Did he steal stamps from children? Letters in museums and private collections make abundantly clear that Cobb responded to his young fans, sometimes with handwritten letters that ran to five pages. And he always told them he was honored by their autograph requests.

What about race? It is “common knowledge” that Cobb was “an avowed racist”—but when and where did he make such a vow and where is it recorded? A 1984 biography of Cobb, written by a college professor named Charles Alexander, is typical. It describes three people who fought with Cobb—a night watchman, a bellhop, and a butcher—as being black. Such evidence was enough for documentary filmmaker Ken Burns, whose made-for-PBS series Baseball described Cobb as an embarrassment to the game because of his racism and cast Cobb as the anti-Jackie Robinson.

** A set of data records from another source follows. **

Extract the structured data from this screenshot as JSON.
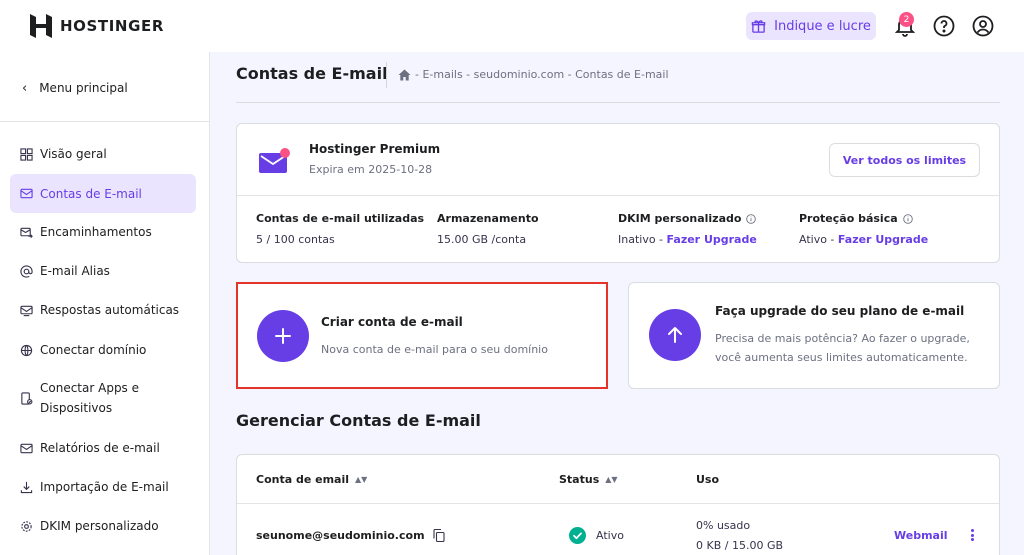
{
  "brand": {
    "name": "HOSTINGER"
  },
  "topbar": {
    "refer_label": "Indique e lucre",
    "notifications_count": "2"
  },
  "sidebar": {
    "main_menu_label": "Menu principal",
    "items": [
      {
        "label": "Visão geral",
        "icon": "grid-icon",
        "active": false
      },
      {
        "label": "Contas de E-mail",
        "icon": "mailbox-icon",
        "active": true
      },
      {
        "label": "Encaminhamentos",
        "icon": "mail-forward-icon",
        "active": false
      },
      {
        "label": "E-mail Alias",
        "icon": "at-icon",
        "active": false
      },
      {
        "label": "Respostas automáticas",
        "icon": "auto-reply-icon",
        "active": false
      },
      {
        "label": "Conectar domínio",
        "icon": "globe-icon",
        "active": false
      },
      {
        "label": "Conectar Apps e Dispositivos",
        "icon": "device-icon",
        "active": false
      },
      {
        "label": "Relatórios de e-mail",
        "icon": "mail-report-icon",
        "active": false
      },
      {
        "label": "Importação de E-mail",
        "icon": "download-icon",
        "active": false
      },
      {
        "label": "DKIM personalizado",
        "icon": "gear-icon",
        "active": false
      }
    ]
  },
  "header": {
    "title": "Contas de E-mail",
    "breadcrumb": "- E-mails - seudominio.com - Contas de E-mail"
  },
  "plan": {
    "name": "Hostinger Premium",
    "expires": "Expira em 2025-10-28",
    "limits_button": "Ver todos os limites",
    "stats": [
      {
        "label": "Contas de e-mail utilizadas",
        "value": "5 / 100 contas",
        "link": "",
        "info": false
      },
      {
        "label": "Armazenamento",
        "value": "15.00 GB /conta",
        "link": "",
        "info": false
      },
      {
        "label": "DKIM personalizado",
        "value": "Inativo - ",
        "link": "Fazer Upgrade",
        "info": true
      },
      {
        "label": "Proteção básica",
        "value": "Ativo - ",
        "link": "Fazer Upgrade",
        "info": true
      }
    ]
  },
  "create_card": {
    "title": "Criar conta de e-mail",
    "subtitle": "Nova conta de e-mail para o seu domínio"
  },
  "upgrade_card": {
    "title": "Faça upgrade do seu plano de e-mail",
    "line1": "Precisa de mais potência? Ao fazer o upgrade,",
    "line2": "você aumenta seus limites automaticamente."
  },
  "manage": {
    "title": "Gerenciar Contas de E-mail",
    "columns": {
      "email": "Conta de email",
      "status": "Status",
      "usage": "Uso"
    },
    "rows": [
      {
        "email": "seunome@seudominio.com",
        "status": "Ativo",
        "usage_pct": "0% usado",
        "usage_amount": "0 KB / 15.00 GB",
        "action": "Webmail"
      }
    ]
  },
  "colors": {
    "accent": "#673de6",
    "accent_light": "#ebe4ff",
    "highlight_border": "#e4342a",
    "success": "#00b090",
    "badge": "#fc5185"
  }
}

But Burns, like so many others, was letting himself be misled by the oft-repeated myth. Looking into census reports, birth certificates, and contemporary newspaper accounts, I found that all three of the black fighters cited by Charles Alexander were in fact white. Yes, Cobb had also fought with two black men during his life, but those fights didn’t have racial overtones, and Cobb—who had an extremely thin skin—fought with many more white men. So how did such a distinguished author make such obvious mistakes? When I asked Alexander about this, he simply replied, “I went with the best information I had at the time.”

But what about Cobb’s 19th-century Southern roots? How could someone born in Georgia in 1886 not be a racist? What I found—and again, not because I am the Babe Ruth of researchers, but because I actually did some research—is that Ty Cobb was descended from a long line of abolitionists. His great-grandfather was a minister who preached against slavery and was run out of town for it. His grandfather refused to fight in the Confederate army because of the slavery issue. And his father was an educator and state senator who spoke up for his black constituents and is known to have once broken up a lynch mob.

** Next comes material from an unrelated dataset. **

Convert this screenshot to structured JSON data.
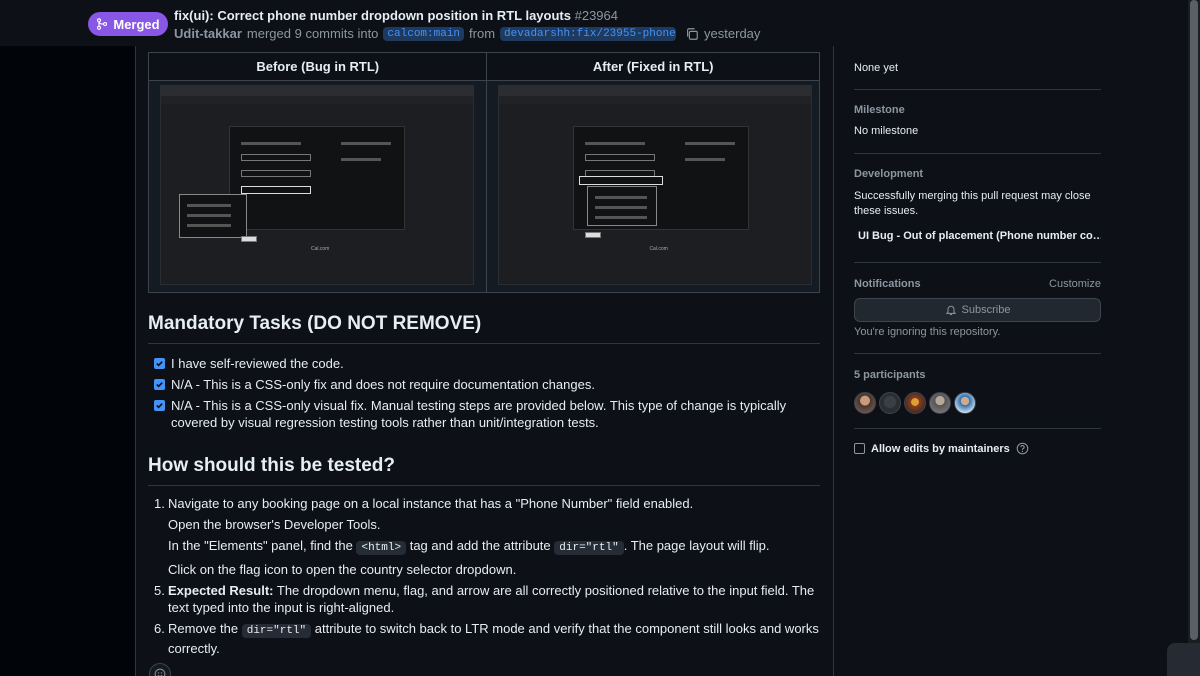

Cobb himself was never asked about segregation until 1952, when the Texas League was integrating, and Sporting News asked him what he thought. “The Negro should be accepted wholeheartedly, and not grudgingly,” he said. “The Negro has the right to play professional baseball and whose [sic] to say he has not?” By that time he had attended many Negro league games, sometimes throwing out the first ball and often sitting in the dugout with the players. He is quoted as saying that Willie Mays was the only modern-day player he’d pay to see and that Roy Campanella was the ballplayer that reminded him most of himself.

Cobb was, like the rest of us, a highly imperfect human being. He was too quick to take offense and too intolerant of those who didn’t strive for excellence with the over-the-top zeal that he did. He did not suffer fools gladly, and he thought too many others fools. He was the first baseball celebrity, and he did not always handle well the responsibilities that came with that. And yes, he once went into the stands and repeatedly punched a man who had been heckling him for more than a year, and who turned out to have less than the full complement of fingers—hence the story of him attacking a handicapped fan. This is a mark against him. But was he a racist and an embarrassment to the game? Far from it.